Ontario recently celebrated the fifth anniversary of its Greenbelt. To mark the occasion, the City of Toronto has applied for two of its major rivers, the Don and the Humber (including their valleys), to be added to the lands protected under the Greenbelt Plan. The Don and Humber river valleys are crucial to Ontario’s ecological integrity, as they comprise a watershed that connects the Greenbelt to the Great Lakes and the Oak Ridges Moraine. Toronto is applying for protection of the Don and Humber river valleys under a set of criteria established by the province in 2008, which are used to asses requests from municipalities to add unprotected lands to the Greenbelt Plan. Currently, only the Rouge River Valley is within the Greenbelt Plan boundary. Adding the Don and Humber would result in the incorporation of all of Toronto’s river systems into the Greenbelt Plan. The Don and Humber could be incorporated into the Greenbelt as early as the end of 2010.

As part of the Greenbelt, the river valleys would be protected from pollution and habitat loss caused by urban sprawl. Inclusion in the Greenbelt would also prevent municipal governments from reducing the level of environmental protection in the river valleys and create regulatory stability in the affected regions.

CIELAP has extensively researched Ontario’s Greenbelt, as well as similar regional conservation plans in other jurisdictions, in collaboration with the Friends of the Greenbelt Foundation. This month, CIELAP released an update of its 2008 Ontario’s Greenbelt in an International Context report, which argued that Ontario’s Greenbelt is currently the world’s strongest and most effective.  Greenbelts in general can provide multiple benefits, not only curbing sprawl, land degradation and pollution, but also encouraging agriculture, community-building and environmentally safe recreational activities. Greenbelts can benefit the economy of a region, as well as its environment. We applaud the success of the Greenbelt Plan, but also stress that urban natural features should be given similar protections, as they are vital to the environmental health and resilience of cities.
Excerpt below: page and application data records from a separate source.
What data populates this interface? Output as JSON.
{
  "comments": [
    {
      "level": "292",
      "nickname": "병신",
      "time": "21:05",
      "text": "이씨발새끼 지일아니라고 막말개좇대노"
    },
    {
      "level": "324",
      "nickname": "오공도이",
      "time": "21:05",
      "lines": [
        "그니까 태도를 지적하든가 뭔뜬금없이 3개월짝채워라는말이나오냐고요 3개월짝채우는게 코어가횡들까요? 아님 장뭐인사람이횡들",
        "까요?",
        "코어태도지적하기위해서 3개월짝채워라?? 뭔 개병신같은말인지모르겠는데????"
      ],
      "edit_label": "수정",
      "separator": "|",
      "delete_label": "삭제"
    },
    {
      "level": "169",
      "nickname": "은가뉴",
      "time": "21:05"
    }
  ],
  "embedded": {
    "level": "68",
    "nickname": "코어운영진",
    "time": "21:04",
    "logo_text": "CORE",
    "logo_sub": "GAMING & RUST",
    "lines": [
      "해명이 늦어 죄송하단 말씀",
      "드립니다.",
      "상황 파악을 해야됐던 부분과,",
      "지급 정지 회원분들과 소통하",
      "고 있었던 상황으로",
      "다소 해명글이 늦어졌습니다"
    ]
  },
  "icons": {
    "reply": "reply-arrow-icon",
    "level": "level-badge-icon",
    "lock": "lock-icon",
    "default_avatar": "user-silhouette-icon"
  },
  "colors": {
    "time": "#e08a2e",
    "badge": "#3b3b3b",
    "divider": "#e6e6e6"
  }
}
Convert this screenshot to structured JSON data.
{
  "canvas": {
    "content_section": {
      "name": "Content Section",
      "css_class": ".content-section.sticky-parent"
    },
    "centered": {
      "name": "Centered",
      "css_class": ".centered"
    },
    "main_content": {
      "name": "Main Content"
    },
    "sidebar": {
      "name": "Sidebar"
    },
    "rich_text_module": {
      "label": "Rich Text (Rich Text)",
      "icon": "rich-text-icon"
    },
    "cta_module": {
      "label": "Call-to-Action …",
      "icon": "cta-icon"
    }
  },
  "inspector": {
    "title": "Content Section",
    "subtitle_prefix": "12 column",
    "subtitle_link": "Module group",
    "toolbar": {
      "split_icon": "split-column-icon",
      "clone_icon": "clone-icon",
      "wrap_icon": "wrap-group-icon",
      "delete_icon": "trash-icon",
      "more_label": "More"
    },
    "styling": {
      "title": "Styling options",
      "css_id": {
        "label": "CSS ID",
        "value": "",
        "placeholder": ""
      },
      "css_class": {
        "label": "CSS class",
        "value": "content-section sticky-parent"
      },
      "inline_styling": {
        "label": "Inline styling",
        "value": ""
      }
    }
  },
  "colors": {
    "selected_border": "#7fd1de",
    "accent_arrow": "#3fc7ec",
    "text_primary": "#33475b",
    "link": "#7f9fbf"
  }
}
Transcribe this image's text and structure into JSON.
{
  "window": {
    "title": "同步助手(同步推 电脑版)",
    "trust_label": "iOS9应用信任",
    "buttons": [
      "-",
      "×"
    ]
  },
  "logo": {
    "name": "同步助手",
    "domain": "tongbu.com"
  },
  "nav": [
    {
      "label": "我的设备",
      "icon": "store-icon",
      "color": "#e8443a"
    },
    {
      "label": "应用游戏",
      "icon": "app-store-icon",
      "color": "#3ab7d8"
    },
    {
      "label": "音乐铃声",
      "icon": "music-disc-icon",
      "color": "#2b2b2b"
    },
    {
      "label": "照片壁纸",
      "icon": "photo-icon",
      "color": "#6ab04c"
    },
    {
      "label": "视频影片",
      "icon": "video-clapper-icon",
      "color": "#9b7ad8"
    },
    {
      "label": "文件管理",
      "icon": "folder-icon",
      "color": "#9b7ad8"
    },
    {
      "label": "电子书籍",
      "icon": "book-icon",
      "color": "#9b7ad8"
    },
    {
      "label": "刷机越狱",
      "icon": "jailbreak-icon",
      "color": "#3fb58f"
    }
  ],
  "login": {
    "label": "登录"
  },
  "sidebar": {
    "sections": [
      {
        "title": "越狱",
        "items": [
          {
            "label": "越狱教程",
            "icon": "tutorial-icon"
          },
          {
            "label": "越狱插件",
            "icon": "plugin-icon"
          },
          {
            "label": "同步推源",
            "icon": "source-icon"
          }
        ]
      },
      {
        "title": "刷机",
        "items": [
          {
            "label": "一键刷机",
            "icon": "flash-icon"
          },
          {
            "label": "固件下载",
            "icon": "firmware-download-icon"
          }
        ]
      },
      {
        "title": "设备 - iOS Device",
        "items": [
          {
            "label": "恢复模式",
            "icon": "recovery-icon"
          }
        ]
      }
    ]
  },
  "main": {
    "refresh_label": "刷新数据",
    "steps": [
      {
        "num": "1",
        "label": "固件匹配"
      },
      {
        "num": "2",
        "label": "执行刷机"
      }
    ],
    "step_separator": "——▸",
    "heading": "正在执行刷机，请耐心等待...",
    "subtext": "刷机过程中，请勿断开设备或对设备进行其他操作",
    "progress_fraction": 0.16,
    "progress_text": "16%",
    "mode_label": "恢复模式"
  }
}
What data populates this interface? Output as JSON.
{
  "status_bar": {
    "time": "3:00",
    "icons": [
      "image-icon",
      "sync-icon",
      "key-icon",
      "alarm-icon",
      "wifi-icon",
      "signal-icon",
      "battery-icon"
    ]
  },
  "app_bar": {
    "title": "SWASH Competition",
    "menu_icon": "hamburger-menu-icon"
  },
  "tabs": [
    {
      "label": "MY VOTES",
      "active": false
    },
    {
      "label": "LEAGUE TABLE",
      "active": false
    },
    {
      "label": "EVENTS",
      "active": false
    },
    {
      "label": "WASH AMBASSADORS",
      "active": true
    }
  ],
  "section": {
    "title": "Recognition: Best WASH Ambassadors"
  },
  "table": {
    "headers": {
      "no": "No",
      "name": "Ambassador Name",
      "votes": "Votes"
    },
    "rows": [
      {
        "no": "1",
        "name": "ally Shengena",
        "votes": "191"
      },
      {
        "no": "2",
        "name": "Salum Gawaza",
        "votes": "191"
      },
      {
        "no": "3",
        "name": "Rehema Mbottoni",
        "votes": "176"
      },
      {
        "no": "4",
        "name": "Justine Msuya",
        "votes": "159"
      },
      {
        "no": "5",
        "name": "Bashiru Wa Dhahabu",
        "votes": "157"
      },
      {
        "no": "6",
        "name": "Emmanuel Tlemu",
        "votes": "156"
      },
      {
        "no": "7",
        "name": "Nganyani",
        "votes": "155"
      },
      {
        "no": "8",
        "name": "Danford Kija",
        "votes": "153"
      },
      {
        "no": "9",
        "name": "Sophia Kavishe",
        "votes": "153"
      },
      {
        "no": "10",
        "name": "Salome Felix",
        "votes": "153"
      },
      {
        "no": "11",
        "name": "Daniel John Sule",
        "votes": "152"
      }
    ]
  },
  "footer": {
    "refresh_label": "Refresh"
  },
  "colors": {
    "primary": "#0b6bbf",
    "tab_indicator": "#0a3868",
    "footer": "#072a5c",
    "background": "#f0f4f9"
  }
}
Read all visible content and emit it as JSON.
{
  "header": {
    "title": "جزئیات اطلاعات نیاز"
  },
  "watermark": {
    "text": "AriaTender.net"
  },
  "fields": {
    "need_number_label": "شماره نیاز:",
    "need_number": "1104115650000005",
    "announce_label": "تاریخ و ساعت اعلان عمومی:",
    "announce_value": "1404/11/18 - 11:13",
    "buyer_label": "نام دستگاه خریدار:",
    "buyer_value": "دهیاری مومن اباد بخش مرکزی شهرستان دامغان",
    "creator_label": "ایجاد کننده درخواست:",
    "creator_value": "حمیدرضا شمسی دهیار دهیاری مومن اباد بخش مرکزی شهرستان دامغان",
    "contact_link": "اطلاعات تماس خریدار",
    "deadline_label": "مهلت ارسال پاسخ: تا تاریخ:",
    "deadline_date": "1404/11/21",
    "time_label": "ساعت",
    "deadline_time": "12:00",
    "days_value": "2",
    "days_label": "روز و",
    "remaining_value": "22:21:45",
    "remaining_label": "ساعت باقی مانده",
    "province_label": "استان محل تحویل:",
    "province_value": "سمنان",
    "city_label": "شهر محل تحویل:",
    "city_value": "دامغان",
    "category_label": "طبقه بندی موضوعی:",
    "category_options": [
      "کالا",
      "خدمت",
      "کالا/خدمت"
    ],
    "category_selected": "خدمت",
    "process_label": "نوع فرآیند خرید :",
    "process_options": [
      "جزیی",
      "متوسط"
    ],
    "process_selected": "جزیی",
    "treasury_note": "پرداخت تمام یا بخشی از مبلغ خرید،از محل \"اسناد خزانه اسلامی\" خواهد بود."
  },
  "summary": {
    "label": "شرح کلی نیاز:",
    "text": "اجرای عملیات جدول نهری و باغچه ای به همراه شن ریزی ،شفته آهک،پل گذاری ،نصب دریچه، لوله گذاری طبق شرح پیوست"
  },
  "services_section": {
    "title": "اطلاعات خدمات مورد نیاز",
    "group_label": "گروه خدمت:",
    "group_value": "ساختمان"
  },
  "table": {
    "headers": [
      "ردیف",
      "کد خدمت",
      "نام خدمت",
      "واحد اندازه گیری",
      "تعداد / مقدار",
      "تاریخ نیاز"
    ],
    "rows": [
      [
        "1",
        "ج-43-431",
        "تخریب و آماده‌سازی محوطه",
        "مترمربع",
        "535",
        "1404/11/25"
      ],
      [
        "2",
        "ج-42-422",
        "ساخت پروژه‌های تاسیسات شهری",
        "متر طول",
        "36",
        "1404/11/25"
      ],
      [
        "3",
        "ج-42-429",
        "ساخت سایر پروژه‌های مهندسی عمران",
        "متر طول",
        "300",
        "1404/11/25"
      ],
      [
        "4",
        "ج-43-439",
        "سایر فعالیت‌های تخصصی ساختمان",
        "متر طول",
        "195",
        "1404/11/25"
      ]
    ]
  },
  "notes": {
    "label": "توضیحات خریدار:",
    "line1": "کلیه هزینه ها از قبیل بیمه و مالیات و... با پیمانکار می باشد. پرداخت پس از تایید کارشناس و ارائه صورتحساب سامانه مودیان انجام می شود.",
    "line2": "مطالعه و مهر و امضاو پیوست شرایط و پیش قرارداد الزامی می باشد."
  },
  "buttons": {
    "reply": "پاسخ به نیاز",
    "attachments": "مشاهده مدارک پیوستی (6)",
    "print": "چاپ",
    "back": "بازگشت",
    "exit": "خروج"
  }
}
Article 1 link:

Article 2 link:–don-humber-river-valleys-to-get-greenbelt-protection

CIELAP report link: